_Task:_ Set down each entry from the block beneath, exactly as written.

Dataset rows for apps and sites
-.-.-

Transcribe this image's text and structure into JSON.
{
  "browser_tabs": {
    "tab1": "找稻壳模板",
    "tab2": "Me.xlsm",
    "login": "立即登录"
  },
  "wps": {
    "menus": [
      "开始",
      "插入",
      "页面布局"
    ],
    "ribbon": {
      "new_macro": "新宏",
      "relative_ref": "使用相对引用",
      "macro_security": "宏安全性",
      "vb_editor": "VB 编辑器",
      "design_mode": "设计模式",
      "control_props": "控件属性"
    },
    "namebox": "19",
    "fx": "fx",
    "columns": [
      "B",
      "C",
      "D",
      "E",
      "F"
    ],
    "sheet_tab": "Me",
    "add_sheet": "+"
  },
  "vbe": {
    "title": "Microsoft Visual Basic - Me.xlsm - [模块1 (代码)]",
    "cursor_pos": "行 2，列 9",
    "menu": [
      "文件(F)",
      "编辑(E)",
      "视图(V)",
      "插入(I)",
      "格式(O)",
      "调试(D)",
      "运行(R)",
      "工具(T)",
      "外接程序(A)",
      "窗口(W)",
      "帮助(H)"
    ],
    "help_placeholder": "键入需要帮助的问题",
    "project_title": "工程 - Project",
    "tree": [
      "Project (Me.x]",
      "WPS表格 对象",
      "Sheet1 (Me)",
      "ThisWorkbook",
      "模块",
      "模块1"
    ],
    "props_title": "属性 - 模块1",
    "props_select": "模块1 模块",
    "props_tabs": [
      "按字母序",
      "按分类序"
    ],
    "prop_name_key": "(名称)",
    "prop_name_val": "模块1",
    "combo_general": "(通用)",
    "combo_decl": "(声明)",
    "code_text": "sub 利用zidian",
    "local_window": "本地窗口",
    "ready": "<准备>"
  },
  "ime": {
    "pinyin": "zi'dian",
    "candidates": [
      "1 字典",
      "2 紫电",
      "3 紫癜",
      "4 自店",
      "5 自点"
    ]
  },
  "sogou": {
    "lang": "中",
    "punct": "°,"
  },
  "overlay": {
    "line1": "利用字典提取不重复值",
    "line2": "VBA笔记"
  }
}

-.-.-

_Response to this exercise:_
Transcribe this image's text and structure into JSON.
{
  "browser_tabs": {
    "tab1": "找稻壳模板",
    "tab2": "Me.xlsm",
    "login": "立即登录"
  },
  "wps": {
    "menus": [
      "开始",
      "插入",
      "页面布局"
    ],
    "ribbon": {
      "new_macro": "新宏",
      "relative_ref": "使用相对引用",
      "macro_security": "宏安全性",
      "vb_editor": "VB 编辑器",
      "design_mode": "设计模式",
      "control_props": "控件属性"
    },
    "namebox": "19",
    "fx": "fx",
    "columns": [
      "B",
      "C",
      "D",
      "E",
      "F"
    ],
    "sheet_tab": "Me",
    "add_sheet": "+"
  },
  "vbe": {
    "title": "Microsoft Visual Basic - Me.xlsm - [模块1 (代码)]",
    "cursor_pos": "行 2，列 9",
    "menu": [
      "文件(F)",
      "编辑(E)",
      "视图(V)",
      "插入(I)",
      "格式(O)",
      "调试(D)",
      "运行(R)",
      "工具(T)",
      "外接程序(A)",
      "窗口(W)",
      "帮助(H)"
    ],
    "help_placeholder": "键入需要帮助的问题",
    "project_title": "工程 - Project",
    "tree": [
      "Project (Me.x]",
      "WPS表格 对象",
      "Sheet1 (Me)",
      "ThisWorkbook",
      "模块",
      "模块1"
    ],
    "props_title": "属性 - 模块1",
    "props_select": "模块1 模块",
    "props_tabs": [
      "按字母序",
      "按分类序"
    ],
    "prop_name_key": "(名称)",
    "prop_name_val": "模块1",
    "combo_general": "(通用)",
    "combo_decl": "(声明)",
    "code_text": "sub 利用zidian",
    "local_window": "本地窗口",
    "ready": "<准备>"
  },
  "ime": {
    "pinyin": "zi'dian",
    "candidates": [
      "1 字典",
      "2 紫电",
      "3 紫癜",
      "4 自店",
      "5 自点"
    ]
  },
  "sogou": {
    "lang": "中",
    "punct": "°,"
  },
  "overlay": {
    "line1": "利用字典提取不重复值",
    "line2": "VBA笔记"
  }
}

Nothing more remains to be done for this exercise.